After scanning 72,000 publicly available Redis (REmote DIctionary Server) servers with attack keys garnered through honeypot traffic, Imperva today reported that 75% of the publicly available Redis servers were hosting the attacks registered in the honeypot.
Three-quarters of the servers contained malicious values, which Imperva said is an indication of infection, and more than two-thirds of the open Redis servers contained malicious keys. The honeypot data also revealed that those infected servers with "backup" keys were attacked from a medium-sized botnet (610 IPs) with 86% of the IPs located in China.
Security research team leader at Imperva, Nadav Avital wrote in a blog post today that the high percentage of infections was most likely because they are being directly exposed to the internet. "However, this is highly unrecommended and creates huge security risks."
Earlier this year, Imperva reported on the RedisWannaMine attack, which propagates through open Redi and Windows servers. Since then, the researchers have learned of additional attacks.
A tool with many attributes, Redis can be used as an in-memory distributed database, cache or message broker. Because it is designed to be accessed by trusted clients inside trusted environments, Redis should not be publicly exposed.
"To help protect Redis servers from falling victim to these infections, they should never be connected to the internet and, because Redis does not use encryption and stores data in plain text, no sensitive data should ever be stored on the servers," Avital wrote.
"Security issues commonly arise when people don’t read the documentation and migrate services to the cloud, without being aware of the consequences or the adequate measures that are needed to do so," he continued.
The research revealed the magnitude of the problem within 24 hours of being made public. Once publicly available, the servers of Imperva customers were targeted by vulnerability scanners and crypto-mining infections and attacked more than 70,000 times by 295 IPs.
"The attacks included SQL injection, cross-site scripting, malicious file uploads, remote code executions etc.
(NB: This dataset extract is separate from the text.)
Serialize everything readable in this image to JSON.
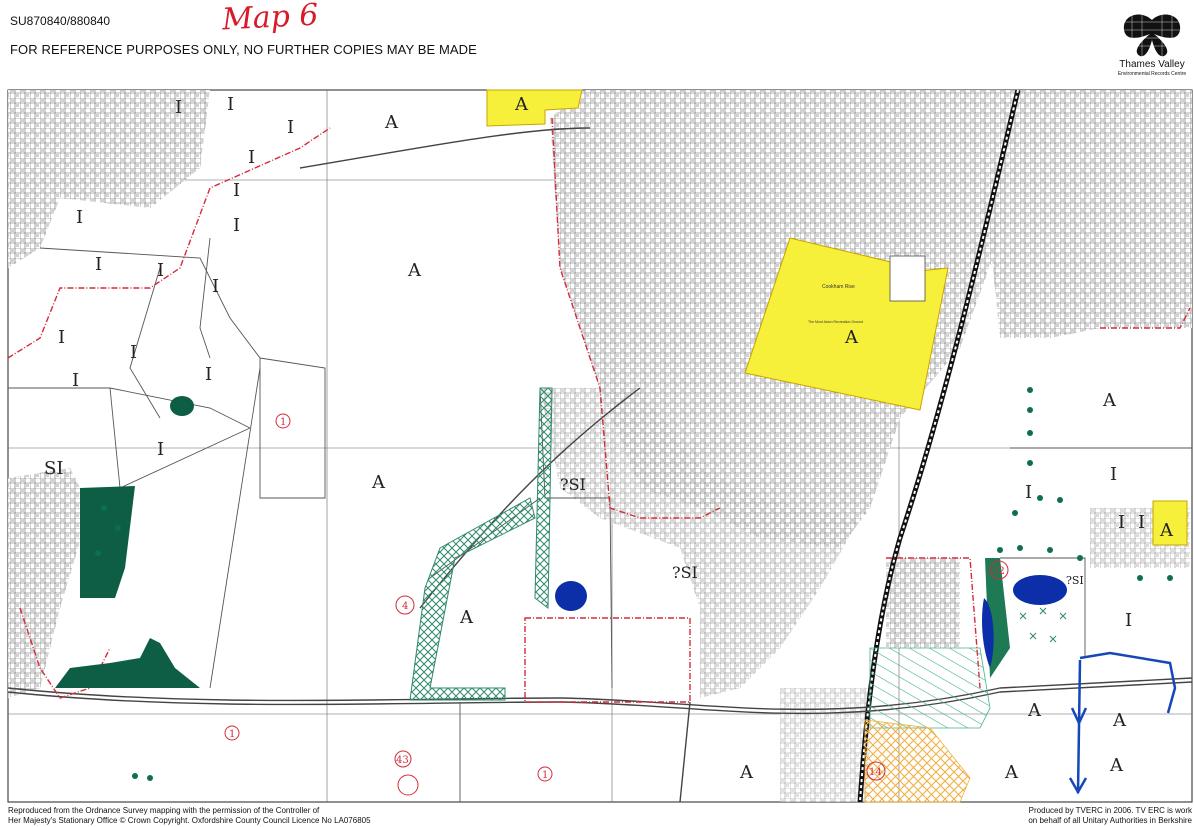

These numbers suggest that attackers are harnessing vulnerable Redis servers to mount further attacks on the attacker’s behalf," Avital said.
"As a side note, going through the huge amount of publicly available data, we found private SSH keys that can be used to access servers, certificates that can be used to decrypt network traffic, PII, and more sensitive data," he said.
Source: Information Security Magazine